Client success requires that your vendor understand the politics, administration, paperwork, red tape, tax and banking systems of the countries where they have established dev centers. For an outsource vendor, this if often the biggest challenge to overcome. Does your vendor employ someone on-site at their offshore dev center(s) to ensure they are able to successfully meet this challenge? The role of an on-site international business manager has the primary function to manage and navigate the processes specific to countries outside the U.S. Your vendor needs to ensure their employees, their facilities, and your code is safe, accessible, and stable. Regardless of outsource destination, your vendor needs to have a plan to address potential issues with electrical outages and other unpredictable factors related to utilities.
"While Flash historically has been critical for rich media on the web, today in many cases HTML5 provides a more integrated media experience with faster load times and lower power consumption," Anthony LaForge, technical program manager for Chrome at Google, wrote in an online posting explaining the switch. "This change reflects the maturity of HTML5 and its ability to deliver an excellent user experience." LaForge also noted that Google would continue to work closely with Adobe and other browser vendors to keep moving the Web platform forward, in particular paying close attention to Web gaming. Flash has been widely criticized for its security holes and susceptibility to new vulnerabilities. The late Steve Jobs published a 1,500-word letter in 2010, essentially calling the platform a relic from the bygone era of PCs and mice.
Netki will seek to act as a certificate authority similar to how Symantec sells SSL certificates to domain name holders. When a MSB acquires a digital identity certificate for itself and its users, the name, address and verification level (aligned to the risk or value of the transactions) is built into the certificate. When a transaction is made, the MSBs on both sides send identity certificates and compare the information through their own AML checks. If both sides have a small green lock, the transaction is secure and compliant. Newton explained that one certificate would contain both the MSB and client information, but in the future, there would be a separate certificate for the MSB and client. But not storing information on a public ledger is also necessary for the world that Newton believes is coming.
Both DDoS and web application security are important in today’s high-stakes, high volume game of “protect the application.” Bringing both together in a single, cloud-based solution addresses the need to centralize security whilst establishing appropriate app-centric perimeters regardless of where that app may be deployed. It’s infeasible to establish those app-centric perimeters on-premises. The architectural drawbacks of doing so outweigh the operational advantages. But moving that same concept to the cloud, as a cloud-based service, not only affords the same operational advantages innate to centralization but is an architecturally sound principle, as well. A cloud-based solution has access to greater bandwidth, which means it can withstand a deluge of network and application attack floods.
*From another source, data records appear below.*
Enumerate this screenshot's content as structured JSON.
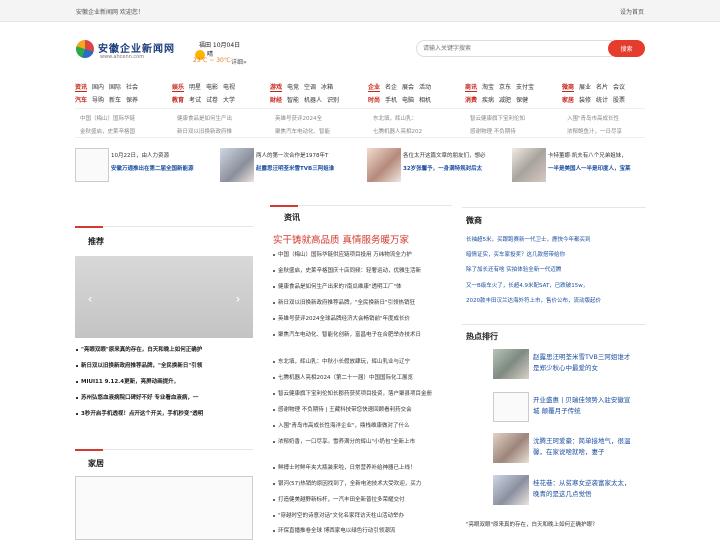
{
  "topbar": {
    "welcome": "安徽企业新闻网  欢迎您！",
    "sethome": "设为首页"
  },
  "logo": {
    "name": "安徽企业新闻网",
    "url": "www.ahcenn.com"
  },
  "weather": {
    "city": "福田 10月04日",
    "condition": "晴",
    "temp": "23℃ ~ 30℃",
    "more": "详细»"
  },
  "search": {
    "placeholder": "请输入关键字搜索",
    "button": "搜索"
  },
  "nav": [
    {
      "r1": [
        "资讯",
        "国内",
        "国际",
        "社会"
      ],
      "r2": [
        "汽车",
        "导购",
        "新车",
        "保养"
      ]
    },
    {
      "r1": [
        "娱乐",
        "明星",
        "电影",
        "电视"
      ],
      "r2": [
        "教育",
        "考试",
        "试卷",
        "大学"
      ]
    },
    {
      "r1": [
        "游戏",
        "电竞",
        "空调",
        "冰箱"
      ],
      "r2": [
        "财经",
        "智能",
        "机器人",
        "识别"
      ]
    },
    {
      "r1": [
        "企业",
        "名企",
        "展会",
        "活动"
      ],
      "r2": [
        "时尚",
        "手机",
        "电脑",
        "相机"
      ]
    },
    {
      "r1": [
        "商讯",
        "淘宝",
        "京东",
        "支付宝"
      ],
      "r2": [
        "消费",
        "疾病",
        "减肥",
        "保健"
      ]
    },
    {
      "r1": [
        "微商",
        "展业",
        "名片",
        "会议"
      ],
      "r2": [
        "家居",
        "装修",
        "统计",
        "股票"
      ]
    }
  ],
  "tagline": [
    [
      "中国（梅山）国际华链",
      "健康食品是如何生产出",
      "英雄号获评2024全",
      "东北填，辉山乳：",
      "智云健康旗下宝利伦知",
      "入围\"青岛市高成长性"
    ],
    [
      "金秋盛启，史莱辛格国",
      "新日双以旧换新政府推",
      "聚焦汽车电动化、智能",
      "七腾机器人亮相202",
      "感谢物理 不负期待",
      "浓郁鲍鱼汁，一日尽享"
    ]
  ],
  "features": [
    {
      "l1": "10月22日，由人力资源",
      "l2": "安徽万通推出在第二届全国新能源"
    },
    {
      "l1": "两人的第一次合作是1978年T",
      "l2": "赵露思汪明荃米雪TVB三阿姐谁"
    },
    {
      "l1": "各位太开这篇文章的朋友们，想必",
      "l2": "32岁张馨予，一身满特氛封后太"
    },
    {
      "l1": "卡特董娜·凯夫有八个兄弟姐妹，",
      "l2": "一半是美国人一半是印度人，宝莱"
    }
  ],
  "panels": {
    "recommend": "推荐",
    "news": "资讯",
    "biz": "微商",
    "hot": "热点排行",
    "home": "家居"
  },
  "headline": "实干铸就高品质 真情服务暖万家",
  "recommend_list": [
    "\"亮眼双眼\"原来真的存在，白天和晚上如何正确护",
    "新日双以旧换新政府推荐品牌，\"全民换新日\"引领",
    "MIUI11 9.12.4更新，亮屏动画提升，",
    "苏州弘悠血液病院口碑好不好 专业看血液病，一",
    "3秒开启手机透视！点开这个开关，手机秒变\"透明"
  ],
  "news_list_a": [
    "中国（梅山）国际华链供应链项目投用 万纬物流全力护",
    "金秋盛启，史莱辛格国庆十店同频：轻奢运动，优雅生活新",
    "健康食品是如何生产出来的?南瓜维康\"透明工厂\"体",
    "新日双以旧换新政府推荐品牌，\"全民换新日\"引领热销狂",
    "英雄号获评2024全球品牌经济大会畅销前\"年度成长价",
    "聚焦汽车电动化、智能化创新，富昌电子在合肥举办技术日"
  ],
  "news_list_b": [
    "东北填，辉山乳：中秋小长假放肆玩，辉山乳业与辽宁",
    "七腾机器人亮相2024（第二十一届）中国国际化工展览",
    "智云健康旗下宝利伦知长郡药获奖项目投资，落户聚县项目金册",
    "感谢物理 不负期待 | 王藏科技带您快速回顾看利药交会",
    "入围\"青岛市高成长性海洋企业\"，鼎栈维康做对了什么",
    "浓郁奶香，一口尽享。雪养满分的辉山\"小奶包\"全新上市"
  ],
  "news_list_c": [
    "鲜搏士时鲜年夹大瓶装来啦，日常营养补给神器已上线！",
    "银河(57)热销的原因找到了，全新电池技术大受欢迎，买力",
    "打造健美越野新标杆，一汽丰田全新普拉多荣耀交付",
    "\"穿越时空的诗意对话\"文化名家拜访天柱山活动举办",
    "环保直播推卷全球 博西家电以绿色行动引领潮流"
  ],
  "biz_list": [
    "长袖超5米，买跟跑赛新一代卫士，鹿快今年都买到",
    "暗情证实，买车家投奖？这几款搭带给你",
    "除了加长还有啥 实拍体验全新一代迈腾",
    "又一B级车火了，长超4.9米配SAT，已跌破15w，",
    "2020款丰田汉兰达海外符上市，售价公布，流动版起价"
  ],
  "hot_list": [
    {
      "txt": "赵露思汪明荃米雪TVB三阿姐谁才是郑少秋心中最爱的女"
    },
    {
      "txt": "开业盛惠 | 贝瑞佳领势入驻安徽宣城 颠覆月子传统"
    },
    {
      "txt": "沈腾王珂爱豪：简单接地气，很温馨，在家说啥就啥，妻子"
    },
    {
      "txt": "桂花巷：从贫寒女逆袭富家太太，晚青的是这几点觉悟"
    }
  ],
  "bottom_line": "\"亮眼双眼\"原来真的存在，白天和晚上如何正确护眼？"
}
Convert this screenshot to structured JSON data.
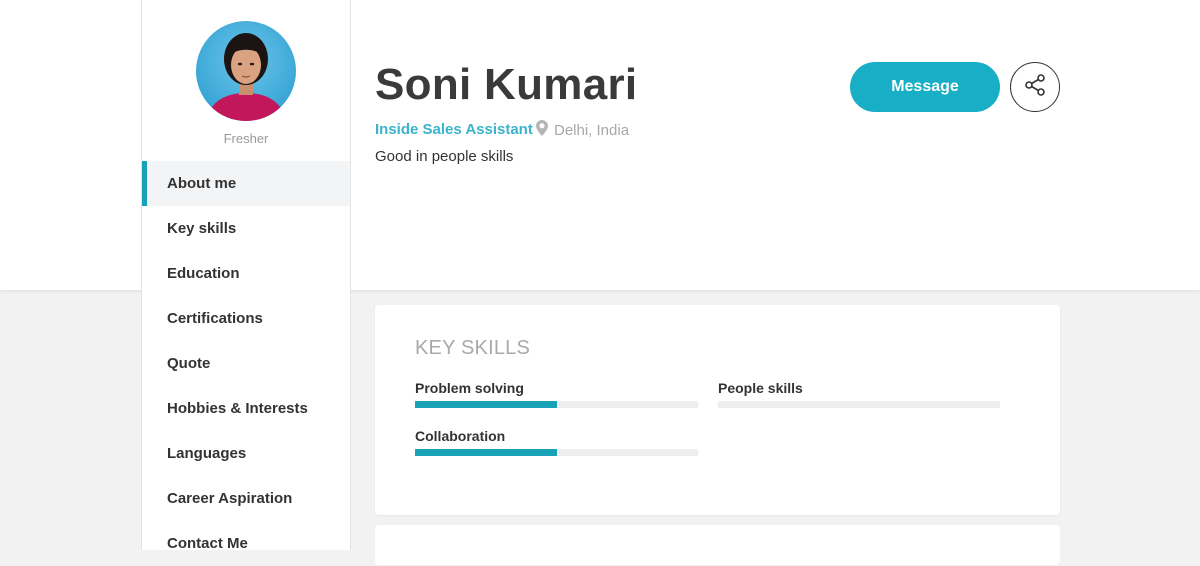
{
  "sidebar": {
    "status": "Fresher",
    "nav": [
      {
        "label": "About me",
        "active": true
      },
      {
        "label": "Key skills"
      },
      {
        "label": "Education"
      },
      {
        "label": "Certifications"
      },
      {
        "label": "Quote"
      },
      {
        "label": "Hobbies & Interests"
      },
      {
        "label": "Languages"
      },
      {
        "label": "Career Aspiration"
      },
      {
        "label": "Contact Me"
      }
    ]
  },
  "profile": {
    "name": "Soni Kumari",
    "job_title": "Inside Sales Assistant",
    "location": "Delhi, India",
    "bio": "Good in people skills",
    "location_icon": "map-pin-icon"
  },
  "actions": {
    "message_label": "Message",
    "share_icon": "share-icon"
  },
  "key_skills": {
    "title": "KEY SKILLS",
    "skills": [
      {
        "name": "Problem solving",
        "level": 0.5
      },
      {
        "name": "People skills",
        "level": 0
      },
      {
        "name": "Collaboration",
        "level": 0.5
      }
    ]
  },
  "colors": {
    "accent": "#17a2b8",
    "job_title": "#3bb4cb",
    "button": "#17aec6"
  }
}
Quote for the day:
"Great effort springs naturally from a great attitude." -- Pat Riley